It's a local organization that's been around for 60 years honoring the Houston area's bravest -- public servants killed in the line of duty. But recently Local 2 Investigates spotlighted controversy about where money donated to the 100 Club is going.
After the tragedy at the Southwest Inn, there was an outpouring of financial support from the community. But in the terms of donations to the 100 Club, a generally well-respected organization, there was a flap over where the money was going -- and that issue was front and center Tuesday.
"We never intentionally deceived anyone," said 100 Club Executive Director Rick Hartley.
They're not accustomed to being under fire, but the 100 Club certainly has been recently, and at the root of it was a longstanding but perhaps not well-publicized rule.
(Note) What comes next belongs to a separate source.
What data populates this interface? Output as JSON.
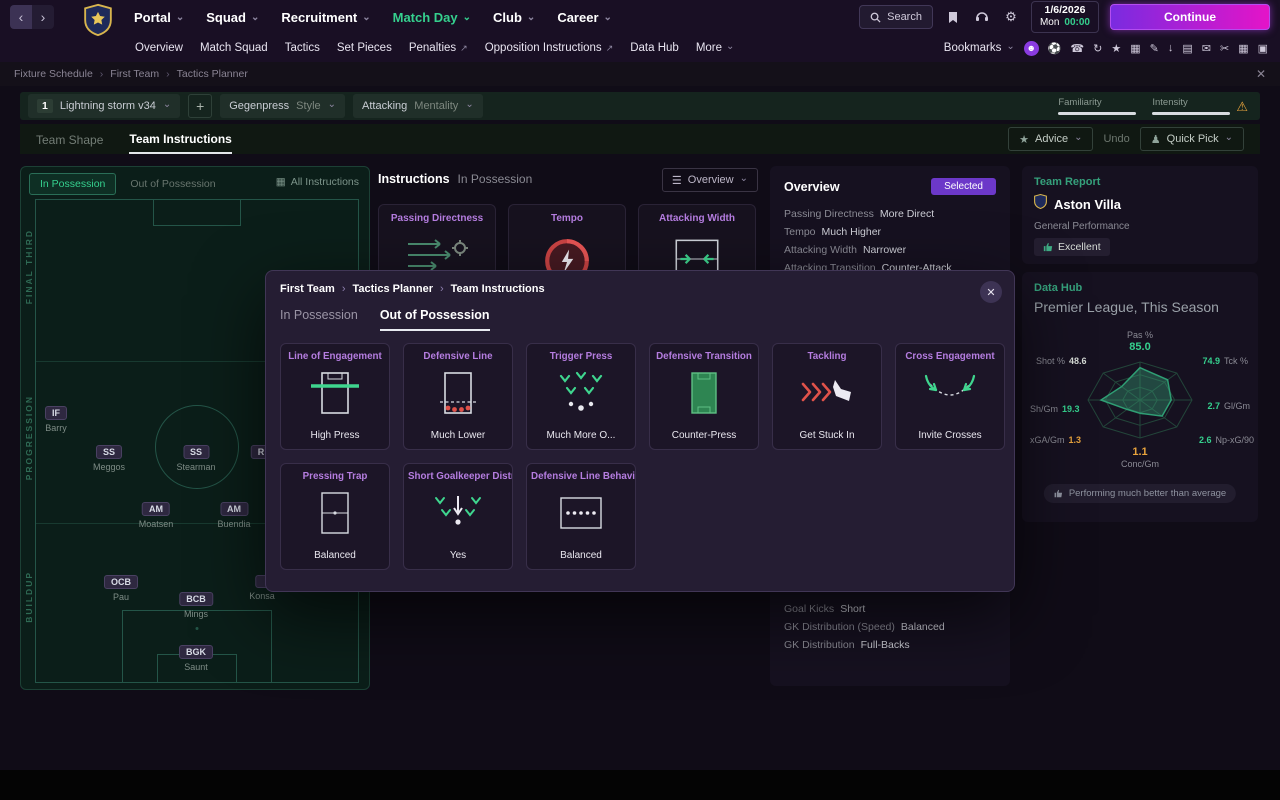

"We cannot give the cash directly to a non-dependent family member," said Hartley.
What was well-publicized was a billboard that appeared shortly after the Southwest Inn fire showing the four who perished.
"Our concern was really the impression that people had when they were making donations that it was going to the families of the fallen, but it wasn't in this case," said Houston Professional Fire Fighters Association President Jeff Caynon.
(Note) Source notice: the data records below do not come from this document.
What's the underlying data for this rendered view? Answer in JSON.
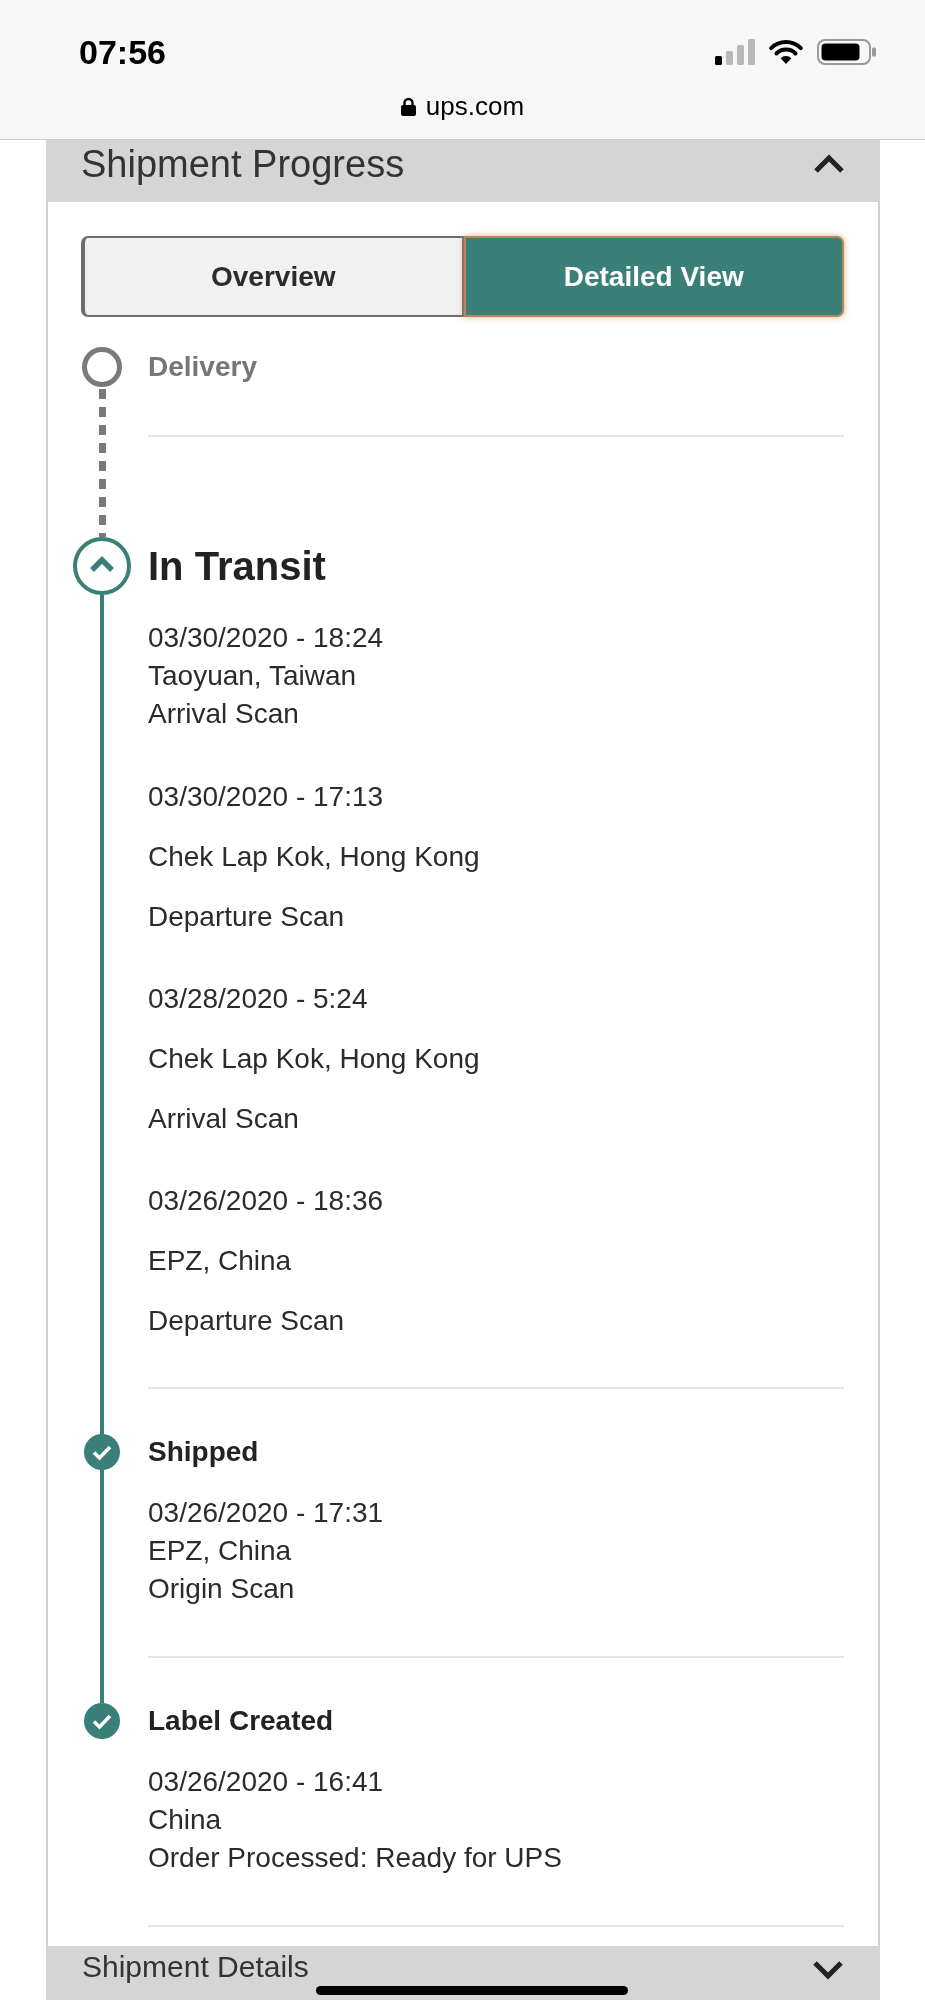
{
  "status_bar": {
    "time": "07:56"
  },
  "browser": {
    "url": "ups.com"
  },
  "shipment_progress": {
    "title": "Shipment Progress",
    "expanded": true,
    "view_tabs": [
      {
        "label": "Overview",
        "selected": false
      },
      {
        "label": "Detailed View",
        "selected": true
      }
    ],
    "milestones": [
      {
        "kind": "upcoming",
        "label": "Delivery"
      },
      {
        "kind": "current",
        "label": "In Transit",
        "events": [
          {
            "date": "03/30/2020 - 18:24",
            "location": "Taoyuan, Taiwan",
            "activity": "Arrival Scan"
          },
          {
            "date": "03/30/2020 - 17:13",
            "location": "Chek Lap Kok, Hong Kong",
            "activity": "Departure Scan"
          },
          {
            "date": "03/28/2020 - 5:24",
            "location": "Chek Lap Kok, Hong Kong",
            "activity": "Arrival Scan"
          },
          {
            "date": "03/26/2020 - 18:36",
            "location": "EPZ, China",
            "activity": "Departure Scan"
          }
        ]
      },
      {
        "kind": "completed",
        "label": "Shipped",
        "events": [
          {
            "date": "03/26/2020 - 17:31",
            "location": "EPZ, China",
            "activity": "Origin Scan"
          }
        ]
      },
      {
        "kind": "completed",
        "label": "Label Created",
        "events": [
          {
            "date": "03/26/2020 - 16:41",
            "location": "China",
            "activity": "Order Processed: Ready for UPS"
          }
        ]
      }
    ]
  },
  "shipment_details": {
    "title": "Shipment Details",
    "expanded": false
  }
}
Hartley said, "A good-intentioned outdoor advertising firm did it on their own without our knowledge."
Now, under pressure, the 31,000 member organization is changing their rules. The previous blanket policy is being replaced with a case-by-case assessment in these cases where there are no direct dependents.
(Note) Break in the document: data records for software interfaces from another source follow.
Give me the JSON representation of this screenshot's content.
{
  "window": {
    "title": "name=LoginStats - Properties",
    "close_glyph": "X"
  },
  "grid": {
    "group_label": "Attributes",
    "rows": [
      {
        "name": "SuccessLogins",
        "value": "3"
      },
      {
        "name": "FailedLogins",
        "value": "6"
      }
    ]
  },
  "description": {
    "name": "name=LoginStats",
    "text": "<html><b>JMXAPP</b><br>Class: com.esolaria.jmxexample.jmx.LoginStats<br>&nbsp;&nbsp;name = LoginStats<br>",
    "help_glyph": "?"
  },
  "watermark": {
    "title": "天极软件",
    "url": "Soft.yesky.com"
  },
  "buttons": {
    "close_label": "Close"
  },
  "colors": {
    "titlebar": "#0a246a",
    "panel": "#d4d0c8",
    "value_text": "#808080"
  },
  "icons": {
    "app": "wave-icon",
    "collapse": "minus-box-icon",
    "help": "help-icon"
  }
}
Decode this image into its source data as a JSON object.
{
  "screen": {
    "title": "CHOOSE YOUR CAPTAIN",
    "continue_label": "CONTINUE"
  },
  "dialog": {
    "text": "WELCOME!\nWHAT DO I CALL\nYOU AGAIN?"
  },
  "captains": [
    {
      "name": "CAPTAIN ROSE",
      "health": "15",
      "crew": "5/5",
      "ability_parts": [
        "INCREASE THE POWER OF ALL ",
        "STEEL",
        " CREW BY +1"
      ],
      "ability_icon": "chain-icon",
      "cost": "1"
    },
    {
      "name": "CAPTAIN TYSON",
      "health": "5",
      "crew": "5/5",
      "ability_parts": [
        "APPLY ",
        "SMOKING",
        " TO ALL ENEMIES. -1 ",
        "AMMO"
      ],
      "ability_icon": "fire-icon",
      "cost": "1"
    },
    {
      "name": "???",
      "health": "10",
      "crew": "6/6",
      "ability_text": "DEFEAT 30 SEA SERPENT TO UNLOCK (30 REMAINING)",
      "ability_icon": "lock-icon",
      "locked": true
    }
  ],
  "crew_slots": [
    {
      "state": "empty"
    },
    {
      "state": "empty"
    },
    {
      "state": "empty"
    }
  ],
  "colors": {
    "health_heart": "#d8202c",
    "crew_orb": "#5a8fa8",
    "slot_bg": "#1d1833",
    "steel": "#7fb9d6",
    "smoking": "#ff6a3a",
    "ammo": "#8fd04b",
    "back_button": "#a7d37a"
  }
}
"We will provide $20,000 checks to the executor of the estate," said Hartley.
HPFFA confirmed to us Tuesday afternoon about $97,000 will new be split among the fallen firefighters' families -- that's money directly from the 100 Club.